5. 1 flips all bits in the mask, achieving the same result as (1 << 31) >> 1 in the previous example.
6. Toggling Bits:
7. num ^ mask performs bitwise XOR between the number and the mask, flipping the bits 1 in the mask.

Bitwise Operators Used:

• << (left shift): Shifts bits to the left.
• (unary minus): Inverts all bits.
• ^ (bitwise XOR): Flips bits where the operands differ.

### Practical Applications of Bit Manipulation:

Bit manipulation techniques find widespread use in various domains, including:

• System Programming:

Hardware interaction: Bitwise operations are necessary for low-level programming tasks like memory management, I/O operations, flag setting, and register control.

In graphics programming, bitwise operations are used to manipulate images, control pixels at the pixel level, and carry out colour manipulation and image compression algorithms.

Network programming: Using bitwise operations, you can work with network protocols, apply encryption and compression algorithms, and pack and unpack data into network packets.

• Data Structures:

Bit fields: Several boolean flags or tiny integer values are packed into a single integer to conserve memory.

Bitsets: Effectively representing sets of elements using bits, frequently for quick set operations and membership testing.

Hash tables: Bit manipulation is used by some hash table implementations to speed up indexing and resolve collisions.

• Algorithms

Cryptography and encryption: Bitwise operations form the basis of many cryptographic hash functions, such as SHA-256, and encryption algorithms like RSA, DES, and AES.

Bit manipulation is necessary for effective data compression using arithmetic and Huffman coding methods.

Encoding and decoding: Base64 and binary-to-text encoding are implemented using bitwise operations.

• Optimization:

Faster arithmetic: Compared to standard arithmetic operators, bitwise operations can sometimes be used more quickly to carry out arithmetic operations like multiplication and division.

Flag manipulation: It is possible to check, set, and clear multiple flags within an integer variable with better performance than multiple boolean variables, using bitwise operators.

• Custom Data Formats:

Creating unique data structures: By utilizing bit manipulation, compact and effective data structures can be made to represent particular data types or scenarios.

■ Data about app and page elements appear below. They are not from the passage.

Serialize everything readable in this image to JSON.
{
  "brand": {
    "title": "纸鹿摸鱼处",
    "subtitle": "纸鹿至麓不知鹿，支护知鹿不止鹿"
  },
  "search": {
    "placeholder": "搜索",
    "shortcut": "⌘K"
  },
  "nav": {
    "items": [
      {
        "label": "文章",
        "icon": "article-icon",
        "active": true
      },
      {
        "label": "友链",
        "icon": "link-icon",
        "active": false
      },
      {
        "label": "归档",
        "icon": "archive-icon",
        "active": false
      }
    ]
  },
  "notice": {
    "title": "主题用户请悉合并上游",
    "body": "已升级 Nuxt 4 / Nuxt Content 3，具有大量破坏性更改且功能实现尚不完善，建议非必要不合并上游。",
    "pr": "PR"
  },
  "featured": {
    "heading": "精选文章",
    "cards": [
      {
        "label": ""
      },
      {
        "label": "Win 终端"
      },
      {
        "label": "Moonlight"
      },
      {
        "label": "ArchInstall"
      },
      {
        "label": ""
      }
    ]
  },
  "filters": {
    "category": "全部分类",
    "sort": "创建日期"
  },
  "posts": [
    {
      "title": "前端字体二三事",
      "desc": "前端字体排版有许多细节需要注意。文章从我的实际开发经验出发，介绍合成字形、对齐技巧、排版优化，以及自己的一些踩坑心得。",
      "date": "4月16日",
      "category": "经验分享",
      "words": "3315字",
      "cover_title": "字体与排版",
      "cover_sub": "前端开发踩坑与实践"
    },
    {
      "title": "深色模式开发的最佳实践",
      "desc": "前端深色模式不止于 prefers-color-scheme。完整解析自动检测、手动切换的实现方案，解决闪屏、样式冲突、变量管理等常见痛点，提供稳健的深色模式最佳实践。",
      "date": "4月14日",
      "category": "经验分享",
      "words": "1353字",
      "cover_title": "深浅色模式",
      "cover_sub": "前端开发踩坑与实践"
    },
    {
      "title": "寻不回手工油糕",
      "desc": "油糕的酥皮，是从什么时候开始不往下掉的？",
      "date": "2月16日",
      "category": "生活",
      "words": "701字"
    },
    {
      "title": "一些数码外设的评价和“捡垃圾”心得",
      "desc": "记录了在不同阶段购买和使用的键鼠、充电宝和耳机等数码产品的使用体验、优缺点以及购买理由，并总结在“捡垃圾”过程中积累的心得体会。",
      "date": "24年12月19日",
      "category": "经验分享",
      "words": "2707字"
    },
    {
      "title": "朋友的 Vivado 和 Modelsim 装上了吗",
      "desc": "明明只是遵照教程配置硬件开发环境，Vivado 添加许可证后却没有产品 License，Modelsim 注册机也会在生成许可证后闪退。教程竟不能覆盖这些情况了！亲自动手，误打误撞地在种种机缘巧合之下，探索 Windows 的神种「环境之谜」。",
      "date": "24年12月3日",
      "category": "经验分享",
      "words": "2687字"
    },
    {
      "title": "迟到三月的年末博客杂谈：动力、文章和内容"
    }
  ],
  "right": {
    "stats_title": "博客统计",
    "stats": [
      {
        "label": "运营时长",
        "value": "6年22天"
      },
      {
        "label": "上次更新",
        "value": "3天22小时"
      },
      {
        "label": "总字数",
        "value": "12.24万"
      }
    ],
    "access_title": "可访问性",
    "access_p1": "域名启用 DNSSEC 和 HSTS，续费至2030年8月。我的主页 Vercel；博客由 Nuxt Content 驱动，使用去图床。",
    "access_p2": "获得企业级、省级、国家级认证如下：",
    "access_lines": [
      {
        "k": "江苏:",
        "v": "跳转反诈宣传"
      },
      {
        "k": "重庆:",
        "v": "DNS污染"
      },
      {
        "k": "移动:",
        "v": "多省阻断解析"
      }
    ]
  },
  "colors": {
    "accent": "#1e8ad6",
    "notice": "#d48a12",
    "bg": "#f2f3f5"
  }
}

Data packing and unpacking: Bitwise operations can be used to create and implement custom data formats that maximize data transmission and storage.